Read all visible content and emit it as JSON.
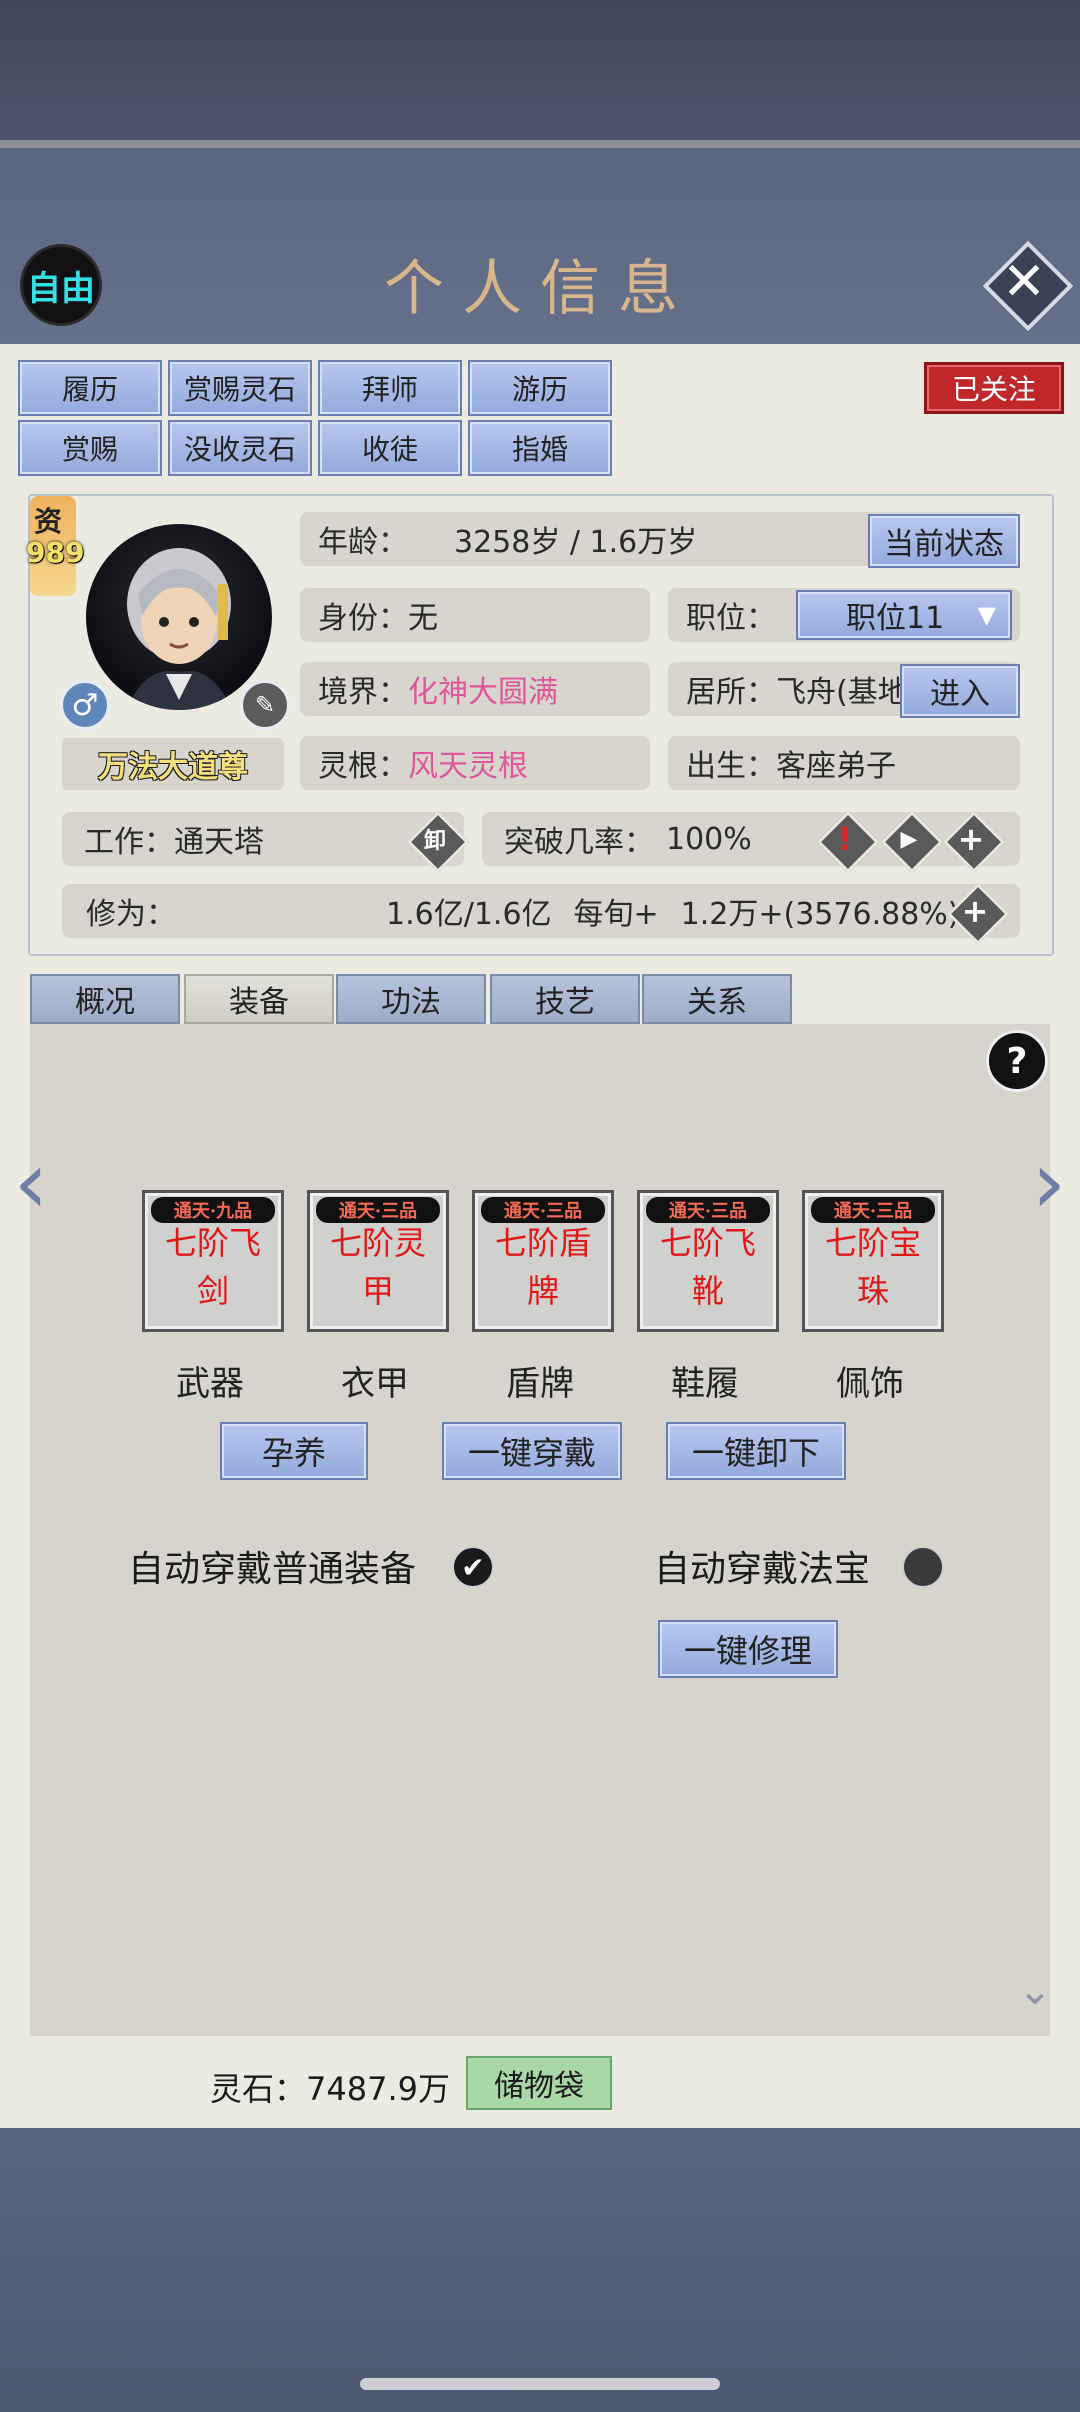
{
  "header": {
    "free_badge": "自由",
    "title": "个人信息",
    "close_icon": "close-icon"
  },
  "actions": {
    "row1": [
      "履历",
      "赏赐灵石",
      "拜师",
      "游历"
    ],
    "row2": [
      "赏赐",
      "没收灵石",
      "收徒",
      "指婚"
    ],
    "followed": "已关注"
  },
  "profile": {
    "aptitude_label": "资",
    "aptitude_value": "989",
    "title": "万法大道尊",
    "age_label": "年龄：",
    "age_value": "3258岁 / 1.6万岁",
    "current_state": "当前状态",
    "identity_label": "身份：",
    "identity_value": "无",
    "position_label": "职位：",
    "position_value": "职位11",
    "realm_label": "境界：",
    "realm_value": "化神大圆满",
    "residence_label": "居所：",
    "residence_value": "飞舟(基地",
    "enter": "进入",
    "root_label": "灵根：",
    "root_value": "风天灵根",
    "birth_label": "出生：",
    "birth_value": "客座弟子",
    "work_label": "工作：",
    "work_value": "通天塔",
    "unequip_icon_text": "卸",
    "breakthrough_label": "突破几率：",
    "breakthrough_value": "100%",
    "cultivation_label": "修为：",
    "cultivation_value": "1.6亿/1.6亿",
    "per_period_label": "每旬+",
    "per_period_value": "1.2万+(3576.88%)"
  },
  "tabs": [
    "概况",
    "装备",
    "功法",
    "技艺",
    "关系"
  ],
  "active_tab": "装备",
  "equipment": [
    {
      "tier": "通天·九品",
      "name": "七阶飞剑",
      "label": "武器"
    },
    {
      "tier": "通天·三品",
      "name": "七阶灵甲",
      "label": "衣甲"
    },
    {
      "tier": "通天·三品",
      "name": "七阶盾牌",
      "label": "盾牌"
    },
    {
      "tier": "通天·三品",
      "name": "七阶飞靴",
      "label": "鞋履"
    },
    {
      "tier": "通天·三品",
      "name": "七阶宝珠",
      "label": "佩饰"
    }
  ],
  "equip_buttons": {
    "nurture": "孕养",
    "equip_all": "一键穿戴",
    "unequip_all": "一键卸下",
    "repair_all": "一键修理"
  },
  "options": {
    "auto_normal": "自动穿戴普通装备",
    "auto_normal_checked": true,
    "auto_treasure": "自动穿戴法宝",
    "auto_treasure_checked": false
  },
  "help": "?",
  "footer": {
    "spirit_stone": "灵石：7487.9万",
    "bag": "储物袋"
  },
  "colors": {
    "accent_blue": "#94a9dc",
    "followed_red": "#c0272b",
    "realm_pink": "#e0569a",
    "equip_red": "#e01818",
    "bag_green": "#a8d7a8"
  }
}
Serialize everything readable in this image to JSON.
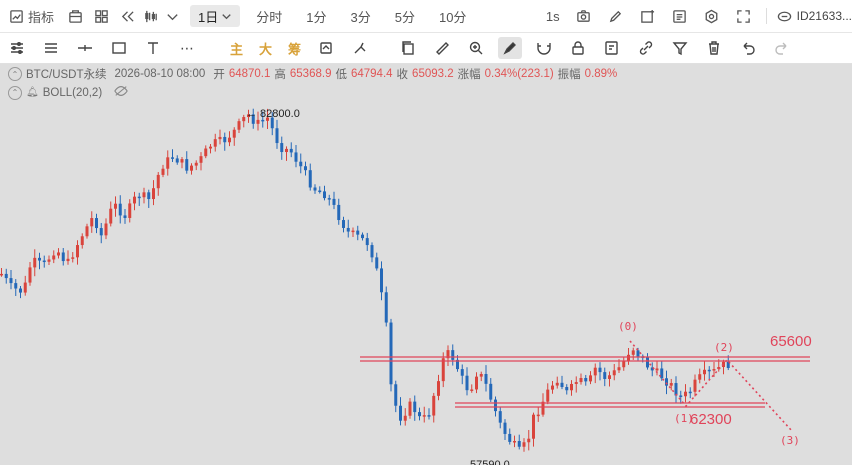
{
  "topbar": {
    "indicator_label": "指标",
    "timeframe_selected": "1日",
    "timeframes": [
      "分时",
      "1分",
      "3分",
      "5分",
      "10分"
    ],
    "interval": "1s",
    "user_id": "ID21633..."
  },
  "toolbar": {
    "chinese_tools": [
      "主",
      "大",
      "筹"
    ]
  },
  "info": {
    "symbol": "BTC/USDT永续",
    "datetime": "2026-08-10 08:00",
    "open_label": "开",
    "open": "64870.1",
    "high_label": "高",
    "high": "65368.9",
    "low_label": "低",
    "low": "64794.4",
    "close_label": "收",
    "close": "65093.2",
    "change_label": "涨幅",
    "change": "0.34%(223.1)",
    "amp_label": "振幅",
    "amp": "0.89%"
  },
  "indicator": {
    "label": "BOLL(20,2)"
  },
  "chart_data": {
    "type": "candlestick",
    "colors": {
      "up": "#d9443c",
      "down": "#2468b8",
      "annotation": "#e0445a",
      "background": "#dedede"
    },
    "max_label": "← 82800.0",
    "min_label": "57590.0",
    "resistance_label": "65600",
    "support_label": "62300",
    "waves": [
      "(0)",
      "(1)",
      "(2)",
      "(3)"
    ]
  }
}
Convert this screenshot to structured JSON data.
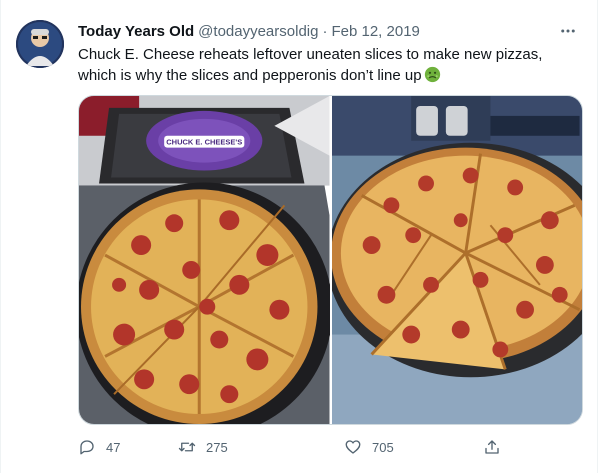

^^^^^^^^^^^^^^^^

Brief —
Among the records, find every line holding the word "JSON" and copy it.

Solved problem —
Read all visible content and emit it as JSON.
Serialize everything readable in this image to JSON.
Convert this screenshot to structured JSON data.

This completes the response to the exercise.